Stonefish are considered the most venomous fish in the world. With an excellent ability to camouflage in rocky or muddy shallow ocean floors, these fish sport 13 defensive venomous spines on their back, each of which is like a hypodermic needle attached to a sac of venom, ready to cause severe harm to those who come into contact with them. Symptoms of a stonefish sting can include intense pain, swelling, tissue necrosis, and in some severe cases, death.
According to an article in Ocean Conservancy, "One victim wrote online (which was later reported by ABC News) that after being stung on the finger, it was like 'having each knuckle, then the wrist, elbow, and shoulder being hit in turn with a sledgehammer over the course of about an hour.'"
Getting stung by a stonefish sounds like a great way for a YouTuber to generate page views. That's exactly what Mark Vins (20.9 million subscribers) did when he went to eastern Australia to intentionally get himself stung by a stonefish.
In the video below, you can watch him look for a wild stonefish in the water, which isn't easy because it looks just like a moss-covered rock. Then he holds a piece of neoprene rubber against a few spines to show the surprisingly beautiful blue venom squirt from the tips. Before he stings himself, he explains that most people who die from stonefish stings do so from the shock of how painful this thing is, and not from the venom itself.
Before he lets the fish sting him, he tells viewers that stonefish venom quickly breaks down in the presence of heat. In his backpack, he has a thermos filled with hot water to pour on the bite in case the pain becomes too intense. He also has an EpiPen.

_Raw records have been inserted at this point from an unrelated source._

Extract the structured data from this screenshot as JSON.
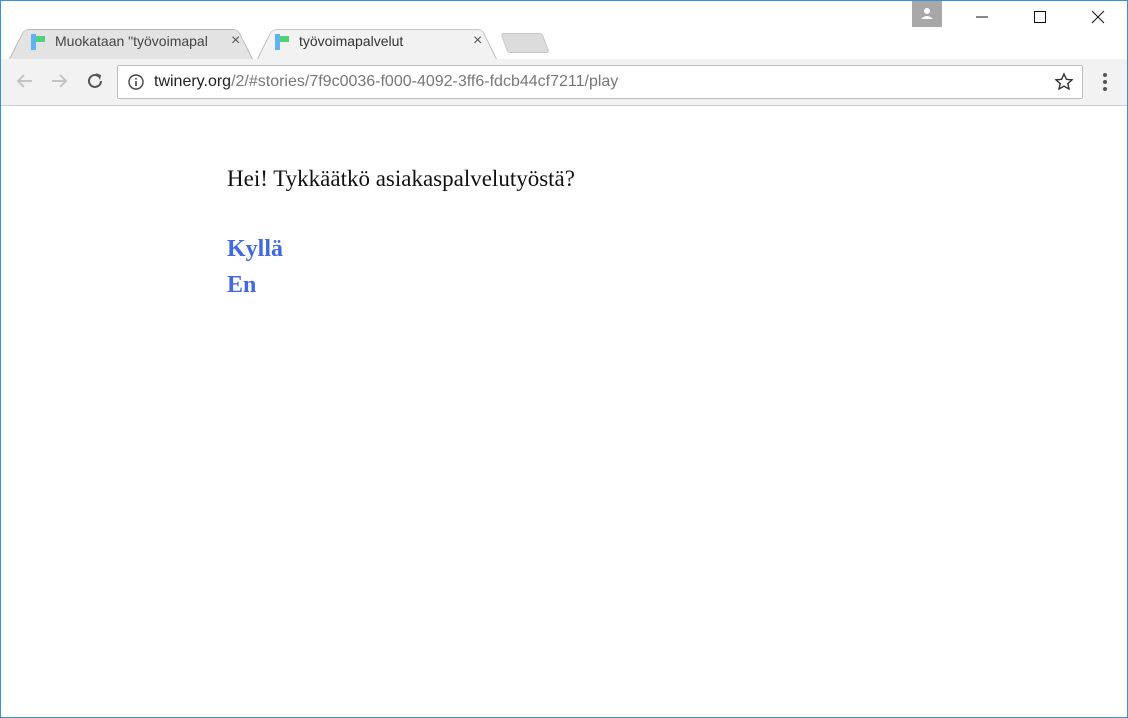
{
  "tabs": [
    {
      "title": "Muokataan \"työvoimapal",
      "state": "inactive"
    },
    {
      "title": "työvoimapalvelut",
      "state": "active"
    }
  ],
  "tab_close_glyph": "×",
  "window_controls": {
    "minimize": "—",
    "maximize": "☐",
    "close": "✕"
  },
  "toolbar": {
    "back_icon": "back-arrow-icon",
    "forward_icon": "forward-arrow-icon",
    "reload_icon": "reload-icon"
  },
  "address_bar": {
    "host": "twinery.org",
    "path": "/2/#stories/7f9c0036-f000-4092-3ff6-fdcb44cf7211/play"
  },
  "story": {
    "passage_text": "Hei! Tykkäätkö asiakaspalvelutyöstä?",
    "links": [
      "Kyllä",
      "En"
    ]
  },
  "colors": {
    "link": "#4169e1",
    "window_border": "#3a8fd9",
    "toolbar_bg": "#f2f2f2"
  }
}
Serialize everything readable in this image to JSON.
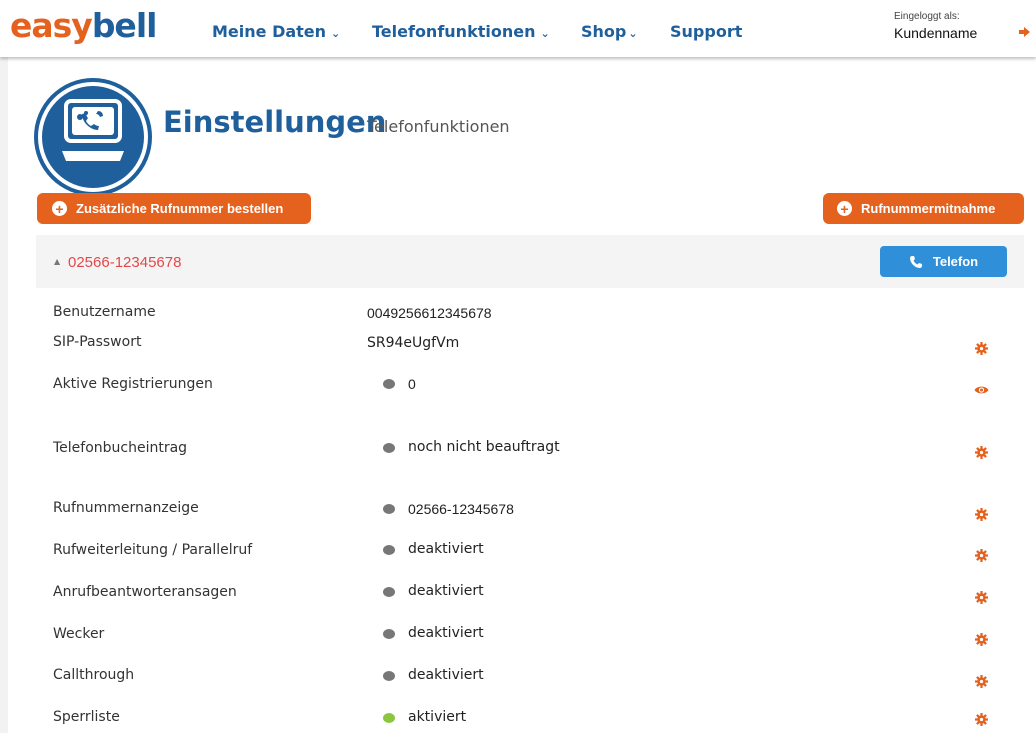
{
  "logo": {
    "part1": "easy",
    "part2": "bell"
  },
  "nav": [
    {
      "label": "Meine Daten",
      "caret": "⌄"
    },
    {
      "label": "Telefonfunktionen",
      "caret": "⌄"
    },
    {
      "label": "Shop",
      "caret": "⌄"
    },
    {
      "label": "Support"
    }
  ],
  "login": {
    "label": "Eingeloggt als:",
    "name": "Kundenname",
    "logout_icon": "logout-icon"
  },
  "page": {
    "title": "Einstellungen",
    "subtitle": "Telefonfunktionen",
    "hero_icon": "monitor-phone-icon"
  },
  "buttons": {
    "order_number": "Zusätzliche Rufnummer bestellen",
    "porting": "Rufnummermitnahme",
    "phone": "Telefon"
  },
  "panel": {
    "number": "02566-12345678"
  },
  "rows": [
    {
      "label": "Benutzername",
      "value": "0049256612345678",
      "status": "none",
      "action": "none"
    },
    {
      "label": "SIP-Passwort",
      "value": "SR94eUgfVm",
      "status": "none",
      "action": "gear"
    },
    {
      "label": "Aktive Registrierungen",
      "value": "0",
      "status": "gray",
      "action": "eye"
    },
    {
      "label": "Telefonbucheintrag",
      "value": "noch nicht beauftragt",
      "status": "gray",
      "action": "gear"
    },
    {
      "label": "Rufnummernanzeige",
      "value": "02566-12345678",
      "status": "gray",
      "action": "gear"
    },
    {
      "label": "Rufweiterleitung / Parallelruf",
      "value": "deaktiviert",
      "status": "gray",
      "action": "gear"
    },
    {
      "label": "Anrufbeantworteransagen",
      "value": "deaktiviert",
      "status": "gray",
      "action": "gear"
    },
    {
      "label": "Wecker",
      "value": "deaktiviert",
      "status": "gray",
      "action": "gear"
    },
    {
      "label": "Callthrough",
      "value": "deaktiviert",
      "status": "gray",
      "action": "gear"
    },
    {
      "label": "Sperrliste",
      "value": "aktiviert",
      "status": "green",
      "action": "gear"
    }
  ],
  "colors": {
    "brand_blue": "#1f5f9c",
    "brand_orange": "#e4611e",
    "button_blue": "#2f8fd8",
    "number_red": "#e5474a",
    "status_gray": "#777777",
    "status_green": "#8cc63f"
  }
}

He then pushes his palm against one of the spines from which he had already extracted most of the venom so that he could give himself a "microdose" of stonefish venom. As soon as his hand touches the spine, he jerks it back involuntarily. Much of the rest of the video shows him wincing, grimacing, and complaining about how bad his hand feels. Even after he applies the hot water, he says the pain spreads all the way up past his shoulder and into his neck. A month later, he is still experiencing numbness in his hand and fingers.